June 29, 2013
By Peter Smith
Tim DeChristopher was a University of Utah student and had been studying the role of civil disobedience in historical social movements when, in December 2008, he became part of that history.
DeChristopher walked into a federal auction of oil-and-gas leases in Salt Lake City, represented himself as a bidder and received auction paddle No. 70. After watching for about 20 minutes, he ground the auction to a halt.
He bid on one parcel after another, winning 14 worth nearly $1.8 million, which he had neither the means nor the intention of paying for. Other bidders walked out, the proceedings were halted and DeChristopher soon enough found himself under arrest.
He was convicted in a jury trial on two federal counts — violating the leasing law and making a false statement (for signing a federal form saying he was bidding in good faith). DeChristopher finished his 21-month sentence in April.
DeChristopher, now 31, spoke in an interview during visit to Louisville last week, when he also appeared at a clean-energy rally sponsored by local environmental groups and participants in the Unitarian Universalist Association’s national general assembly.
He said he wanted to confront the fossil-fuel industry and the government over the scientific consensus on the link between carbon emissions and global warming, with such consequences as disastrous weather extremes, coastal erosion, species extinction and the rupturing of delicate ecological cycles.
DeChristopher is also critical of current legal practices whose flaws, he says, were exposed at his trial. But his next stop is neither the science lab nor law school.
The earnest, smooth-headed DeChristopher, 31, with a muscular physique reflecting his years as a wilderness guide and in the prison exercise area, said he believes spirituality can help embolden people to take actions that may require personal sacrifice.
“Most social movements in this country have had a strong spiritual element and have had strong support from some religious institution,” he said. “For the climate movement to really be successful, it’s going to need that as well.”
He added: “The heart of the spiritual issue ... is whether we have faith that our moral values actually matter. Our government really discourages us from having faith in our own moral values and says if people trusted their own moral agency there would be anarchy. I don’t think that’s true.”
DeChristopher is scheduled to begin Harvard Divinity School later this year and to seek ordination as a minister in the Unitarian Universalist Association — a small, non-creedal liberal denomination united more by common political and social causes than by common religious beliefs. He said fellow Unitarians in Utah were among his biggest supporters during his trial and imprisonment.
Unitarian Universalists, in their assembly in Louisville, voted Sunday to launch a dialogue on whether congregations should pull their investments entirely from fossil-fuel corporations or use shareholder influence to steer them toward renewable energies.
People’s views on global warming continue to divide along political and religious lines. Recent surveys have shown a majority of Protestant ministers and of Republicans disbelieve in man-made global warming.
DeChristopher isn’t surprised by such disparities. Religious movements have stood on both sides of past social movements, he said.

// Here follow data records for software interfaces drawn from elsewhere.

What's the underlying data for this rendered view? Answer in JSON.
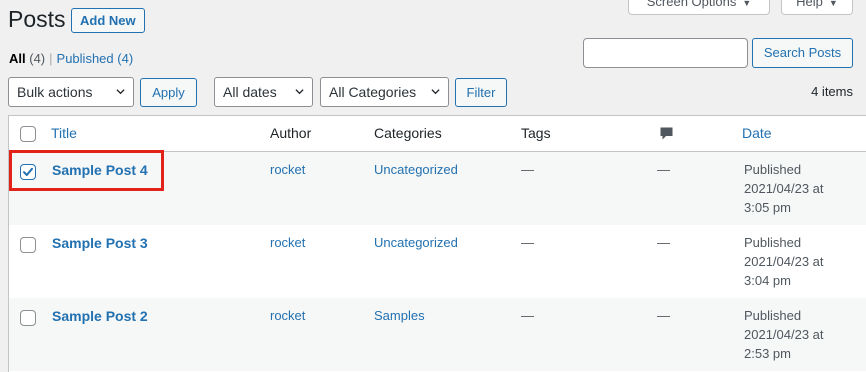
{
  "header": {
    "title": "Posts",
    "add_new_label": "Add New",
    "screen_options_label": "Screen Options",
    "help_label": "Help"
  },
  "filters": {
    "all_label": "All",
    "all_count": "(4)",
    "separator": "|",
    "published_label": "Published",
    "published_count": "(4)"
  },
  "search": {
    "value": "",
    "button_label": "Search Posts"
  },
  "tablenav": {
    "bulk_actions": "Bulk actions",
    "apply_label": "Apply",
    "dates": "All dates",
    "categories": "All Categories",
    "filter_label": "Filter",
    "item_count": "4 items"
  },
  "table": {
    "columns": {
      "title": "Title",
      "author": "Author",
      "categories": "Categories",
      "tags": "Tags",
      "comments_icon": "comment-bubble-icon",
      "date": "Date"
    },
    "rows": [
      {
        "title": "Sample Post 4",
        "author": "rocket",
        "categories": "Uncategorized",
        "tags": "—",
        "comments": "—",
        "status": "Published",
        "date": "2021/04/23 at",
        "time": "3:05 pm",
        "checked": true
      },
      {
        "title": "Sample Post 3",
        "author": "rocket",
        "categories": "Uncategorized",
        "tags": "—",
        "comments": "—",
        "status": "Published",
        "date": "2021/04/23 at",
        "time": "3:04 pm",
        "checked": false
      },
      {
        "title": "Sample Post 2",
        "author": "rocket",
        "categories": "Samples",
        "tags": "—",
        "comments": "—",
        "status": "Published",
        "date": "2021/04/23 at",
        "time": "2:53 pm",
        "checked": false
      }
    ]
  },
  "colors": {
    "link": "#2271b1",
    "highlight": "#e2231a",
    "background": "#f0f0f1"
  }
}
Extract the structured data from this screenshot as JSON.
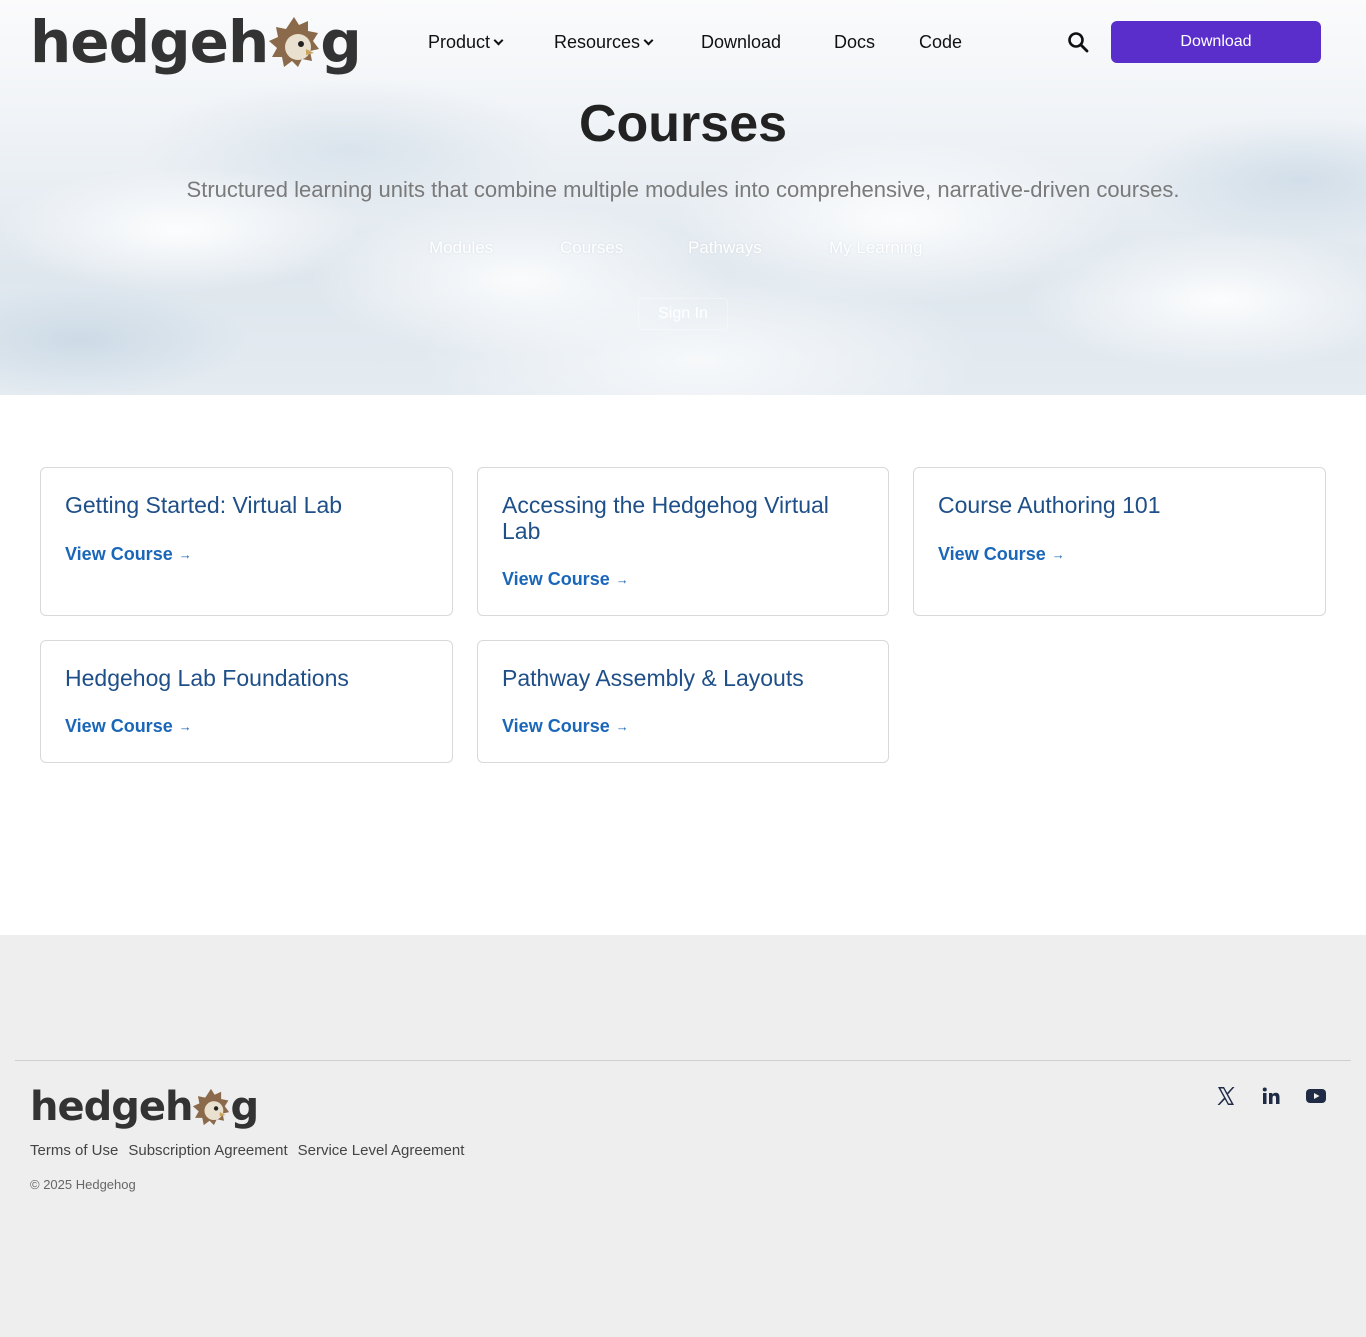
{
  "brand": {
    "name_part1": "hedgeh",
    "name_part2": "g"
  },
  "nav": {
    "items": [
      {
        "label": "Product",
        "has_dropdown": true
      },
      {
        "label": "Resources",
        "has_dropdown": true
      },
      {
        "label": "Download",
        "has_dropdown": false
      },
      {
        "label": "Docs",
        "has_dropdown": false
      },
      {
        "label": "Code",
        "has_dropdown": false
      }
    ],
    "search_icon": "search-icon",
    "cta_label": "Download"
  },
  "hero": {
    "title": "Courses",
    "subtitle": "Structured learning units that combine multiple modules into comprehensive, narrative-driven courses.",
    "tabs": [
      "Modules",
      "Courses",
      "Pathways",
      "My Learning"
    ],
    "signin_label": "Sign In"
  },
  "courses": [
    {
      "title": "Getting Started: Virtual Lab",
      "link": "View Course"
    },
    {
      "title": "Accessing the Hedgehog Virtual Lab",
      "link": "View Course"
    },
    {
      "title": "Course Authoring 101",
      "link": "View Course"
    },
    {
      "title": "Hedgehog Lab Foundations",
      "link": "View Course"
    },
    {
      "title": "Pathway Assembly & Layouts",
      "link": "View Course"
    }
  ],
  "footer": {
    "links": [
      "Terms of Use",
      "Subscription Agreement",
      "Service Level Agreement"
    ],
    "copyright": "© 2025 Hedgehog",
    "social": [
      "x-icon",
      "linkedin-icon",
      "youtube-icon"
    ]
  },
  "colors": {
    "accent": "#5a2ecb",
    "card_title": "#1f4f88",
    "link": "#1a66b8",
    "logo_text": "#333333",
    "logo_brown": "#8a6a4a"
  }
}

He said the current challenge is not only to prevent worsening climate change but to deal with the inevitable effects of the warming already underway.
“That’s a question that has a lot of spiritual elements and is going to require us to reconnect with our shared moral values,” he said.
Born in West Virginia and raised in Pennsylvania, DeChristopher said he grew up without a religious background but became a Christian around age 18. He promotes cooperating with people of various religions (and none) because he sees that diversity as evidence “of the strength of those values.”
DeChristopher — whose case is featured in a new documentary, “Bidder 70” — doesn’t plan to run afoul of laws anytime during his three years of post-prison probation, but he doesn’t rule out an eventual return to civil disobedience.
DeChristopher said during his federal trial, jurors agreed to follow court instructions to decide only on the facts of the case, not to be “judges of the law” itself. DeChristopher was denied his attempt to argue that he violated the law out of necessity to prevent ecological harm.
An appeals court upheld his conviction, saying DeChristopher could have used legal means against the leases, such as joining other environmentalists who had filed suit. As it happened, the Obama administration later revoked the leases being auctioned that day.
DeChristopher contended jurors should be able to evaluate laws themselves and use the same discretion that police, prosecutors and judges use in weighing whether to bring charges and what sentences to mete out.
“There are very few problems with our legal system which couldn't have been anticipated by our founding fathers, which is why they insisted on jury trials,” he said.
Peter Smith is the religion writer for The Courier-Journal. This column is adapted from his Faith & Works blog at faith.courier-journal.com. He can be reached at (502) 582-4469. Follow him on Twitter @faithandworks.